[DATASET CONTENT — start]

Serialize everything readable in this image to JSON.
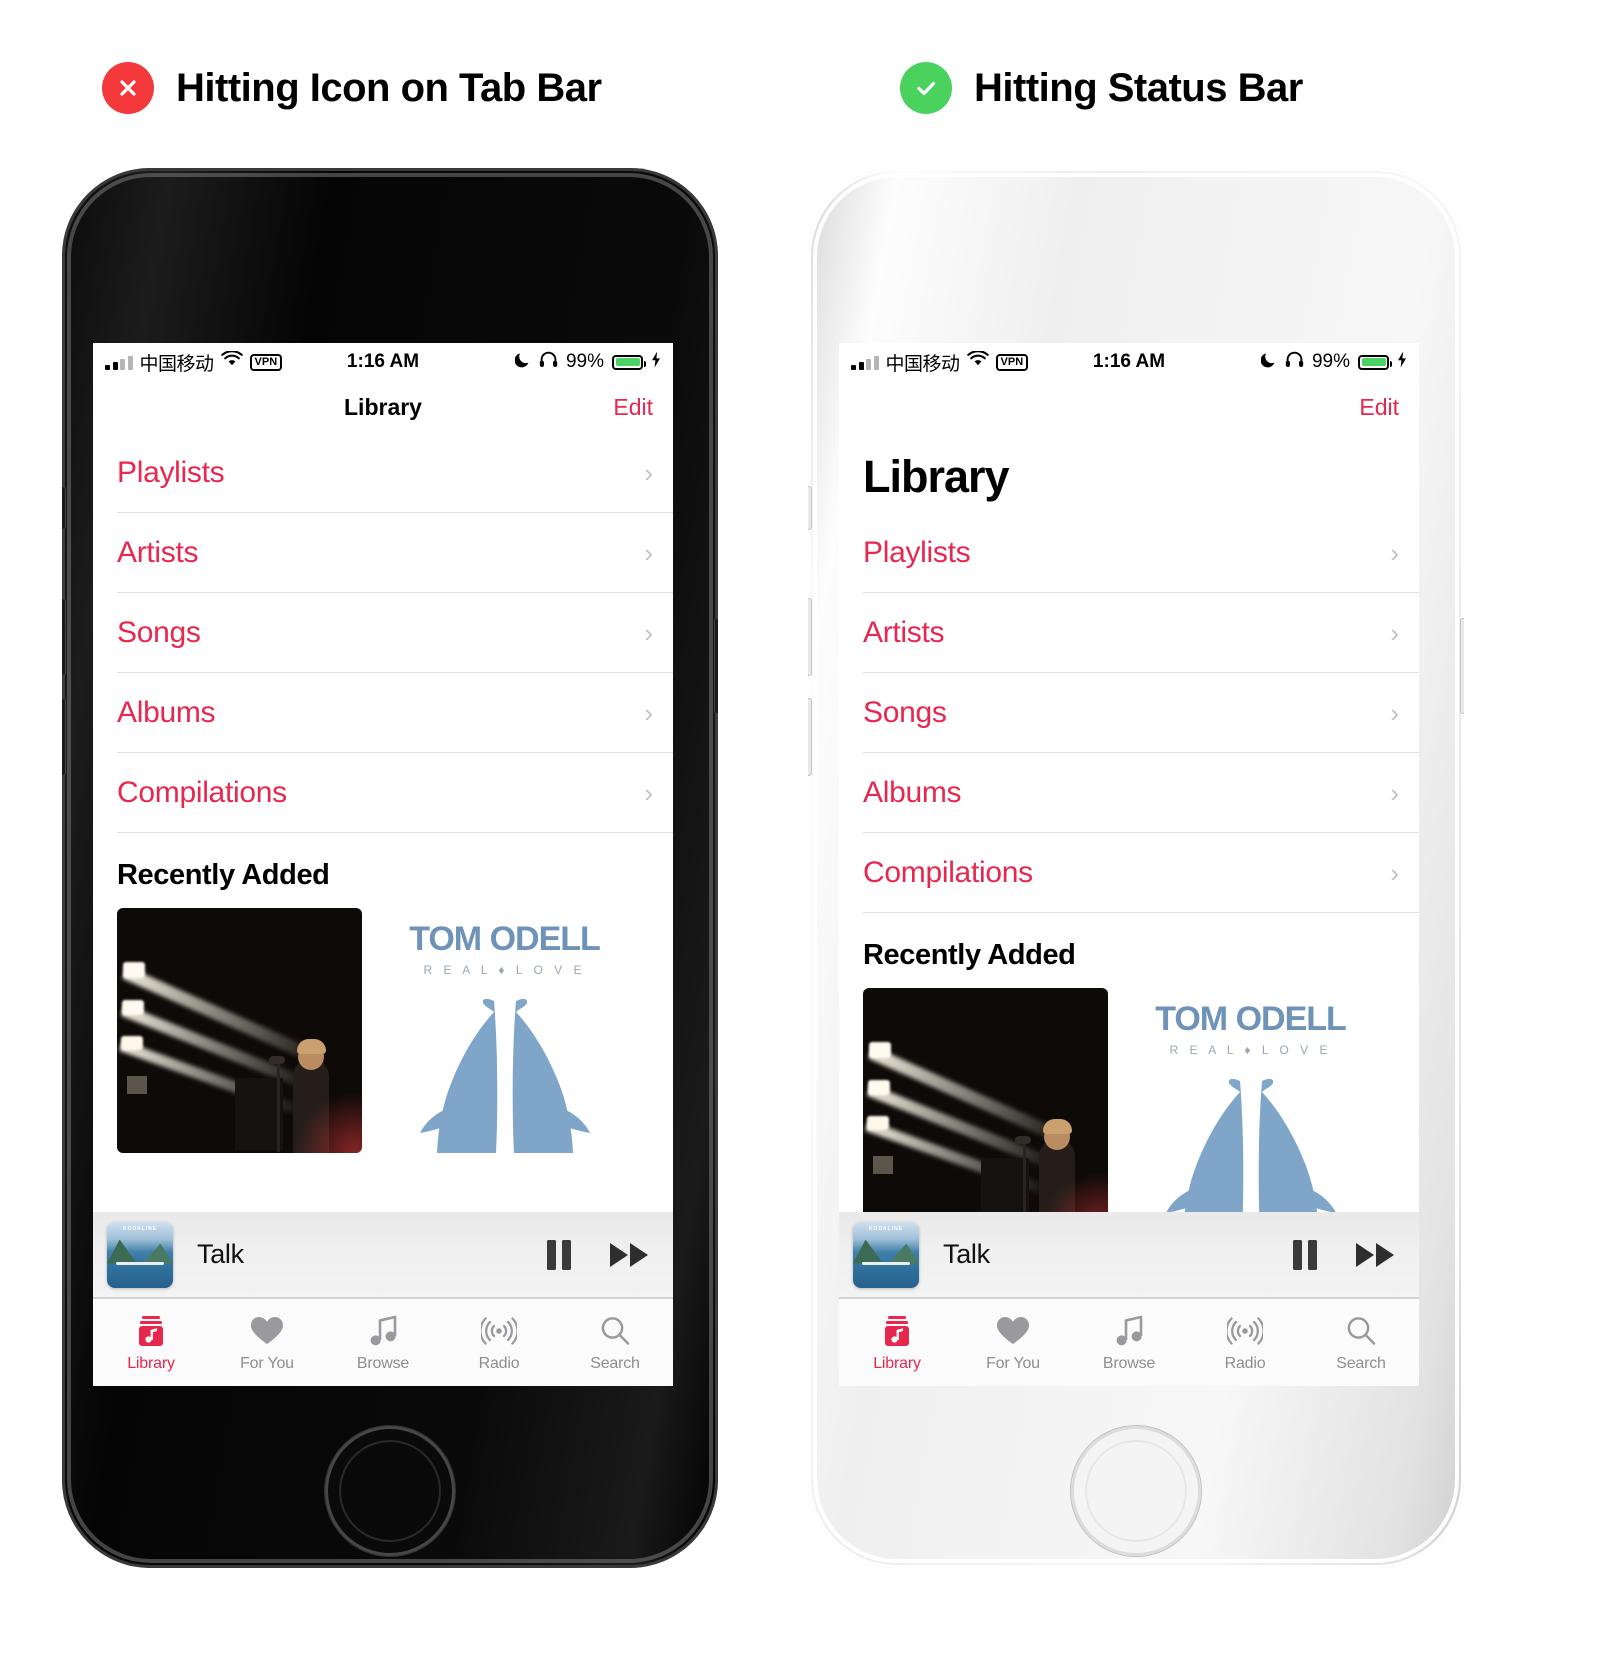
{
  "panels": [
    {
      "heading": {
        "badge": "x-circle-icon",
        "badge_color": "#f4393c",
        "text": "Hitting Icon on Tab Bar"
      },
      "frame_finish": "jet-black",
      "screen": {
        "statusbar": {
          "carrier": "中国移动",
          "vpn": "VPN",
          "time": "1:16 AM",
          "battery_pct": "99%",
          "icons": [
            "signal-bars-icon",
            "wifi-icon",
            "vpn-badge",
            "moon-icon",
            "headphones-icon",
            "battery-icon",
            "charging-bolt-icon"
          ],
          "battery_color": "#4cd264"
        },
        "navbar": {
          "title": "Library",
          "edit_label": "Edit"
        },
        "large_title": "",
        "list": [
          {
            "label": "Playlists"
          },
          {
            "label": "Artists"
          },
          {
            "label": "Songs"
          },
          {
            "label": "Albums"
          },
          {
            "label": "Compilations"
          }
        ],
        "section_title": "Recently Added",
        "albums": [
          {
            "kind": "concert-photo",
            "title": ""
          },
          {
            "kind": "tom-odell",
            "artist": "TOM ODELL",
            "album": "R E A L  ♦  L O V E"
          }
        ],
        "miniplayer": {
          "track": "Talk",
          "artwork_label": "KODALINE",
          "pause_icon": "pause-icon",
          "next_icon": "fast-forward-icon"
        },
        "tabs": [
          {
            "label": "Library",
            "icon": "library-icon",
            "active": true
          },
          {
            "label": "For You",
            "icon": "heart-icon",
            "active": false
          },
          {
            "label": "Browse",
            "icon": "music-note-icon",
            "active": false
          },
          {
            "label": "Radio",
            "icon": "radio-waves-icon",
            "active": false
          },
          {
            "label": "Search",
            "icon": "search-icon",
            "active": false
          }
        ]
      }
    },
    {
      "heading": {
        "badge": "check-circle-icon",
        "badge_color": "#4ad15e",
        "text": "Hitting Status Bar"
      },
      "frame_finish": "silver",
      "screen": {
        "statusbar": {
          "carrier": "中国移动",
          "vpn": "VPN",
          "time": "1:16 AM",
          "battery_pct": "99%",
          "icons": [
            "signal-bars-icon",
            "wifi-icon",
            "vpn-badge",
            "moon-icon",
            "headphones-icon",
            "battery-icon",
            "charging-bolt-icon"
          ],
          "battery_color": "#4cd264"
        },
        "navbar": {
          "title": "",
          "edit_label": "Edit"
        },
        "large_title": "Library",
        "list": [
          {
            "label": "Playlists"
          },
          {
            "label": "Artists"
          },
          {
            "label": "Songs"
          },
          {
            "label": "Albums"
          },
          {
            "label": "Compilations"
          }
        ],
        "section_title": "Recently Added",
        "albums": [
          {
            "kind": "concert-photo",
            "title": ""
          },
          {
            "kind": "tom-odell",
            "artist": "TOM ODELL",
            "album": "R E A L  ♦  L O V E"
          }
        ],
        "miniplayer": {
          "track": "Talk",
          "artwork_label": "KODALINE",
          "pause_icon": "pause-icon",
          "next_icon": "fast-forward-icon"
        },
        "tabs": [
          {
            "label": "Library",
            "icon": "library-icon",
            "active": true
          },
          {
            "label": "For You",
            "icon": "heart-icon",
            "active": false
          },
          {
            "label": "Browse",
            "icon": "music-note-icon",
            "active": false
          },
          {
            "label": "Radio",
            "icon": "radio-waves-icon",
            "active": false
          },
          {
            "label": "Search",
            "icon": "search-icon",
            "active": false
          }
        ]
      }
    }
  ],
  "theme": {
    "accent_red": "#e8274f",
    "tab_inactive": "#8e8e93",
    "separator": "#e2e2e2",
    "odell_blue": "#7fa5c9"
  }
}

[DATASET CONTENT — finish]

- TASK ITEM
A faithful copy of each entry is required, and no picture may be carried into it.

- RESPONSE AREA
Serialize everything readable in this image to JSON.
{
  "panels": [
    {
      "heading": {
        "badge": "x-circle-icon",
        "badge_color": "#f4393c",
        "text": "Hitting Icon on Tab Bar"
      },
      "frame_finish": "jet-black",
      "screen": {
        "statusbar": {
          "carrier": "中国移动",
          "vpn": "VPN",
          "time": "1:16 AM",
          "battery_pct": "99%",
          "icons": [
            "signal-bars-icon",
            "wifi-icon",
            "vpn-badge",
            "moon-icon",
            "headphones-icon",
            "battery-icon",
            "charging-bolt-icon"
          ],
          "battery_color": "#4cd264"
        },
        "navbar": {
          "title": "Library",
          "edit_label": "Edit"
        },
        "large_title": "",
        "list": [
          {
            "label": "Playlists"
          },
          {
            "label": "Artists"
          },
          {
            "label": "Songs"
          },
          {
            "label": "Albums"
          },
          {
            "label": "Compilations"
          }
        ],
        "section_title": "Recently Added",
        "albums": [
          {
            "kind": "concert-photo",
            "title": ""
          },
          {
            "kind": "tom-odell",
            "artist": "TOM ODELL",
            "album": "R E A L  ♦  L O V E"
          }
        ],
        "miniplayer": {
          "track": "Talk",
          "artwork_label": "KODALINE",
          "pause_icon": "pause-icon",
          "next_icon": "fast-forward-icon"
        },
        "tabs": [
          {
            "label": "Library",
            "icon": "library-icon",
            "active": true
          },
          {
            "label": "For You",
            "icon": "heart-icon",
            "active": false
          },
          {
            "label": "Browse",
            "icon": "music-note-icon",
            "active": false
          },
          {
            "label": "Radio",
            "icon": "radio-waves-icon",
            "active": false
          },
          {
            "label": "Search",
            "icon": "search-icon",
            "active": false
          }
        ]
      }
    },
    {
      "heading": {
        "badge": "check-circle-icon",
        "badge_color": "#4ad15e",
        "text": "Hitting Status Bar"
      },
      "frame_finish": "silver",
      "screen": {
        "statusbar": {
          "carrier": "中国移动",
          "vpn": "VPN",
          "time": "1:16 AM",
          "battery_pct": "99%",
          "icons": [
            "signal-bars-icon",
            "wifi-icon",
            "vpn-badge",
            "moon-icon",
            "headphones-icon",
            "battery-icon",
            "charging-bolt-icon"
          ],
          "battery_color": "#4cd264"
        },
        "navbar": {
          "title": "",
          "edit_label": "Edit"
        },
        "large_title": "Library",
        "list": [
          {
            "label": "Playlists"
          },
          {
            "label": "Artists"
          },
          {
            "label": "Songs"
          },
          {
            "label": "Albums"
          },
          {
            "label": "Compilations"
          }
        ],
        "section_title": "Recently Added",
        "albums": [
          {
            "kind": "concert-photo",
            "title": ""
          },
          {
            "kind": "tom-odell",
            "artist": "TOM ODELL",
            "album": "R E A L  ♦  L O V E"
          }
        ],
        "miniplayer": {
          "track": "Talk",
          "artwork_label": "KODALINE",
          "pause_icon": "pause-icon",
          "next_icon": "fast-forward-icon"
        },
        "tabs": [
          {
            "label": "Library",
            "icon": "library-icon",
            "active": true
          },
          {
            "label": "For You",
            "icon": "heart-icon",
            "active": false
          },
          {
            "label": "Browse",
            "icon": "music-note-icon",
            "active": false
          },
          {
            "label": "Radio",
            "icon": "radio-waves-icon",
            "active": false
          },
          {
            "label": "Search",
            "icon": "search-icon",
            "active": false
          }
        ]
      }
    }
  ],
  "theme": {
    "accent_red": "#e8274f",
    "tab_inactive": "#8e8e93",
    "separator": "#e2e2e2",
    "odell_blue": "#7fa5c9"
  }
}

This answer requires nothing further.